What our past delegates have said.

I loved the opportunity to network with others in the field of emergency preparedness, comparing notes and bouncing questions off others is something I need and lack the ability in my area. The professionals in this field are very few, making the drive worth it.
Dave GadouryChatham-Kent Health Alliance
These conferences are a wealth of international information and expertise that I am consistently amazed to receive in one day. Well organized, informative and extremely relevant for any healthcare setting – I’m already anticipating the next one!
Rania ShuggiCentre for Addiction and Mental Health (CAMH)
Excellent topics covered with a great scope of areas covered for a diverse crowd.
Fiona StewartThe Children's Hospital of Eastern Ontario (CHEO)
Like most conferences, this conference provided a great opportunity to learn from current disasters and partnering organizations. But what I benefited the most was finally being able to spend quality time with staff from my organization and learn from each other and network as a team outside of the work environment where we would normally be plagued with interruptions, meetings and deadlines.
Rosemary ThussRoyal Roads University

Location

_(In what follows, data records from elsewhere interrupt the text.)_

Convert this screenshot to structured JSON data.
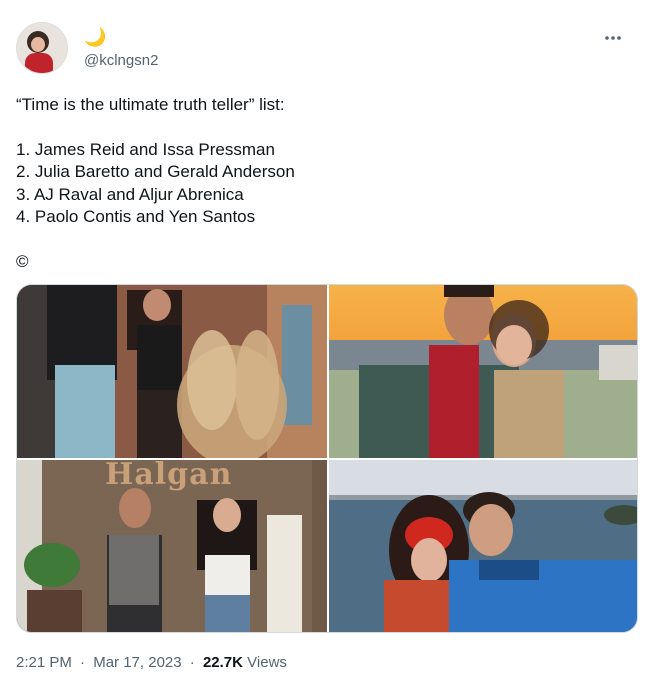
{
  "author": {
    "display_name_emoji": "🌙",
    "handle": "@kclngsn2"
  },
  "more_icon": "more-horizontal-icon",
  "tweet": {
    "lines": [
      "“Time is the ultimate truth teller” list:",
      "1. James Reid and Issa Pressman",
      "2. Julia Baretto and Gerald Anderson",
      "3. AJ Raval and Aljur Abrenica",
      "4. Paolo Contis and Yen Santos",
      "©"
    ]
  },
  "media": {
    "photos": [
      {
        "description": "couple-photo-1"
      },
      {
        "description": "couple-photo-2"
      },
      {
        "description": "couple-photo-3"
      },
      {
        "description": "couple-photo-4"
      }
    ],
    "sign_text": "Halgan"
  },
  "meta": {
    "time": "2:21 PM",
    "separator": "·",
    "date": "Mar 17, 2023",
    "views_count": "22.7K",
    "views_label": "Views"
  },
  "colors": {
    "text": "#0f1419",
    "secondary": "#536471",
    "border": "#cfd9de"
  }
}
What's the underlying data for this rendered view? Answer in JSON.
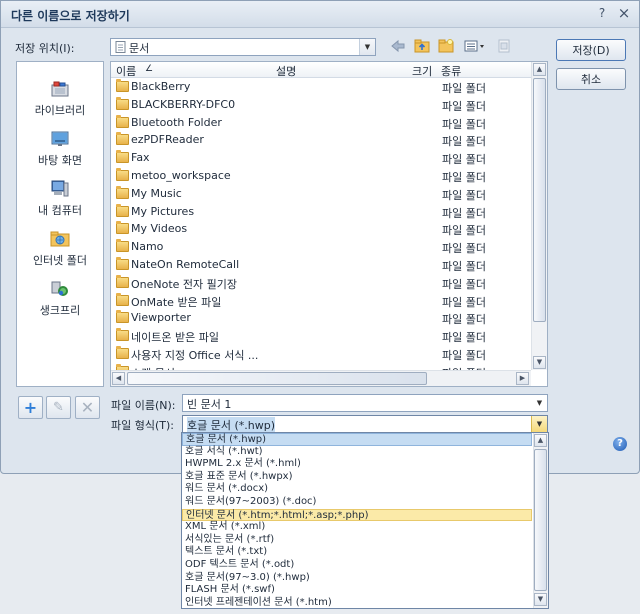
{
  "dialog": {
    "title": "다른 이름으로 저장하기",
    "help_icon_label": "?",
    "close_icon_label": "×"
  },
  "location": {
    "label": "저장 위치(I):",
    "value": "문서"
  },
  "places": [
    {
      "label": "라이브러리",
      "icon": "library-icon"
    },
    {
      "label": "바탕 화면",
      "icon": "desktop-icon"
    },
    {
      "label": "내 컴퓨터",
      "icon": "computer-icon"
    },
    {
      "label": "인터넷 폴더",
      "icon": "internet-folder-icon"
    },
    {
      "label": "생크프리",
      "icon": "sync-icon"
    }
  ],
  "columns": {
    "name": "이름",
    "name_sort": "∠",
    "desc": "설명",
    "size": "크기",
    "type": "종류"
  },
  "files": [
    {
      "name": "BlackBerry",
      "type": "파일 폴더"
    },
    {
      "name": "BLACKBERRY-DFC0",
      "type": "파일 폴더"
    },
    {
      "name": "Bluetooth Folder",
      "type": "파일 폴더"
    },
    {
      "name": "ezPDFReader",
      "type": "파일 폴더"
    },
    {
      "name": "Fax",
      "type": "파일 폴더"
    },
    {
      "name": "metoo_workspace",
      "type": "파일 폴더"
    },
    {
      "name": "My Music",
      "type": "파일 폴더"
    },
    {
      "name": "My Pictures",
      "type": "파일 폴더"
    },
    {
      "name": "My Videos",
      "type": "파일 폴더"
    },
    {
      "name": "Namo",
      "type": "파일 폴더"
    },
    {
      "name": "NateOn RemoteCall",
      "type": "파일 폴더"
    },
    {
      "name": "OneNote 전자 필기장",
      "type": "파일 폴더"
    },
    {
      "name": "OnMate 받은 파일",
      "type": "파일 폴더"
    },
    {
      "name": "Viewporter",
      "type": "파일 폴더"
    },
    {
      "name": "네이트온 받은 파일",
      "type": "파일 폴더"
    },
    {
      "name": "사용자 지정 Office 서식 ...",
      "type": "파일 폴더"
    },
    {
      "name": "스캔 문서",
      "type": "파일 폴더"
    }
  ],
  "filename": {
    "label": "파일 이름(N):",
    "value": "빈 문서 1"
  },
  "filetype": {
    "label": "파일 형식(T):",
    "value": "호글 문서 (*.hwp)",
    "options": [
      "호글 문서 (*.hwp)",
      "호글 서식 (*.hwt)",
      "HWPML 2.x 문서 (*.hml)",
      "호글 표준 문서 (*.hwpx)",
      "워드 문서 (*.docx)",
      "워드 문서(97~2003) (*.doc)",
      "인터넷 문서 (*.htm;*.html;*.asp;*.php)",
      "XML 문서 (*.xml)",
      "서식있는 문서 (*.rtf)",
      "텍스트 문서 (*.txt)",
      "ODF 텍스트 문서 (*.odt)",
      "호글 문서(97~3.0) (*.hwp)",
      "FLASH 문서 (*.swf)",
      "인터넷 프레젠테이션 문서 (*.htm)"
    ],
    "selected_index": 0,
    "hover_index": 6
  },
  "buttons": {
    "save": "저장(D)",
    "cancel": "취소"
  },
  "help_button": "?",
  "colors": {
    "dialog_bg": "#dde5ee",
    "selection": "#c5dcf2",
    "hover": "#fbeaa8",
    "title_text": "#1e395b"
  }
}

The UHN BMO Education & Conference Centre is housed on the Toronto Western Hospital Campus (part of UHN), and it is on the first floor or the world-class research centre: the Krembil Discovery Tower.  Hosting the event at the BMO Education & Conference Centre allows us to give back, as revenues that are generated by the BMO Education & Conference Centre are reinvested back into the hospital to support both Education and Clinical Care.